One challenge of the window units: they never fit, not really. You are either going to be jamming them into the window, or pushing them right through the window, where the unit will either smash to pieces on the lawn, or give a good laugh to your central AC-drunk neighbors, who are watching you out their fancy windows while chatting on their fancy golden cell phones with their brokers and polishing their diamonds. Don’t even give this a moment’s worry, though – you haven’t even reached the hard part yet. You will need an adapter to plug this beast in, and you’ll never find one. You’ll be rummaging through your drawers and closets with a personal body temperature of 150 degrees, and the window unit will be balanced in the window, just taunting you.
It’s time to take a deep breath and re-group. Send a teenager out to buy a new adapter even though you know you have at least thirty hidden in the house, while you and a trusted friend or spouse adjust the unit properly in the window, and then fill in the gaps on either side of the unit with rolled up hand towels. I myself use Christmas towels – they look festive, and may encourage you to remove the units in December, so that you can use the hand towels for the purpose Wal-Mart intended them to be used for – as hand towels. Then, take the newly procured adapter from your hot teen and plug that secured unit right on in.

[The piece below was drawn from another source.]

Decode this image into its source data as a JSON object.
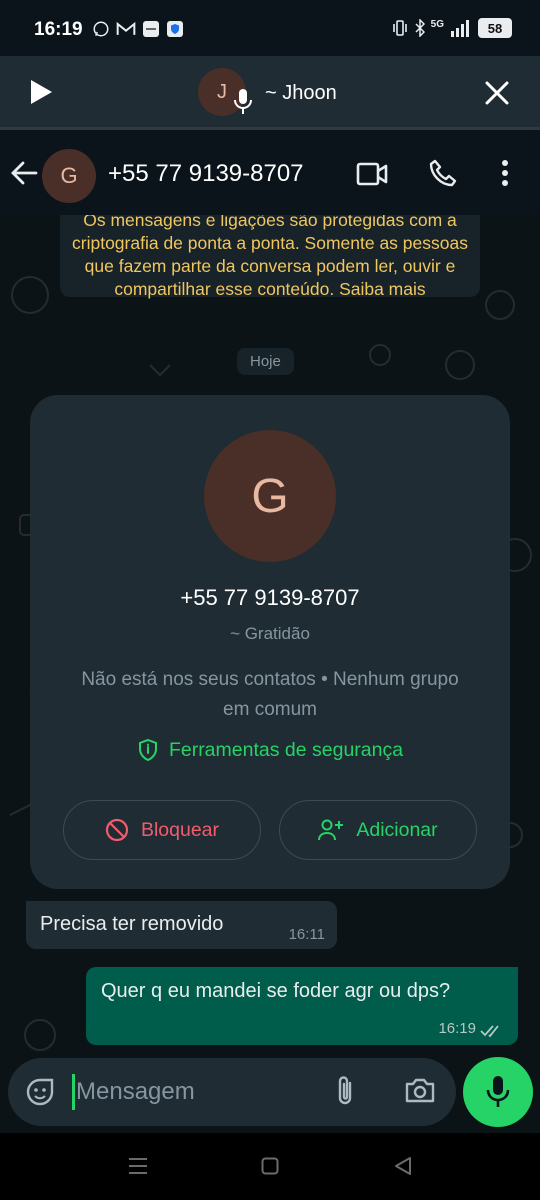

I’d like you to stand back and just take a moment to look at yourself. You have done it, my friend. Your unit is secure – and, gives off both cool air and a nice holiday feel – and your teens are looking at you admiringly. Sure, this unit is 25 years old and is as loud as an 18-wheeler shifting gears, but you have done it. You have provided cool air for the family, and you will sail through the rest of the summer. Good for you! Now go sit down and enjoy a cool popsicle; you’ve earned it!